Chica Lit: Congratulations on going to a second printing! What's coming out next?
Jenny: Thanks so much! That was a wonderful milestone to reach. My agent is currently shopping my book, "Mary Kate Goes Over the Falls," about a woman trapped in an abusive marriage who goes out to pick up her husband's dry cleaning and instead picks up a handsome hitchhiker, whose lure reminds her of how the lip of Niagara Falls is said to tempt people to jump into the falls. The two embark on a road trip of self-discovery, en route to Niagara Falls. It's a sweet story with quirky, fun characters. I'm hoping we'll have news on that soon. In the meantime I've got several other books in various states of revision, so fingers crossed something will be forthcoming soon--keep an eye on my website (http://www.jennygardiner.net/) and also on the group blog I share with five other wonderful debut authors called, The Debutante Ball (http://www.thedebutanteball.com/).

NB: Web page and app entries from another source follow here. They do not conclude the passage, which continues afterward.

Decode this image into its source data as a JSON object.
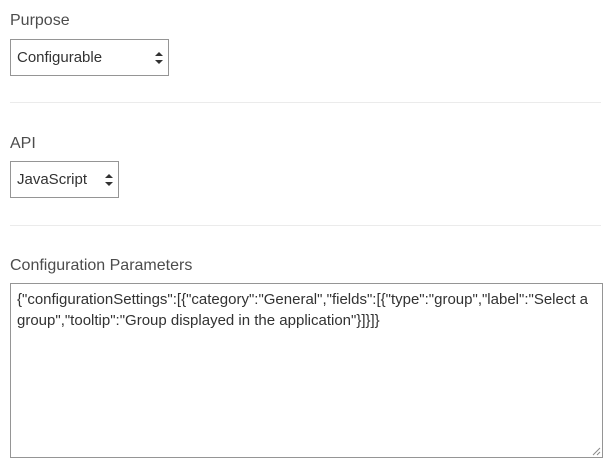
{
  "purpose": {
    "label": "Purpose",
    "selected": "Configurable",
    "icon": "updown-chevron-icon"
  },
  "api": {
    "label": "API",
    "selected": "JavaScript",
    "icon": "updown-chevron-icon"
  },
  "configuration": {
    "label": "Configuration Parameters",
    "value": "{\"configurationSettings\":[{\"category\":\"General\",\"fields\":[{\"type\":\"group\",\"label\":\"Select a group\",\"tooltip\":\"Group displayed in the application\"}]}]}"
  },
  "colors": {
    "border": "#959595",
    "divider": "#ebebeb",
    "label": "#4c4c4c",
    "text": "#323232"
  }
}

Thanks so much for having me, Mary!
Chica Lit: You're welcome!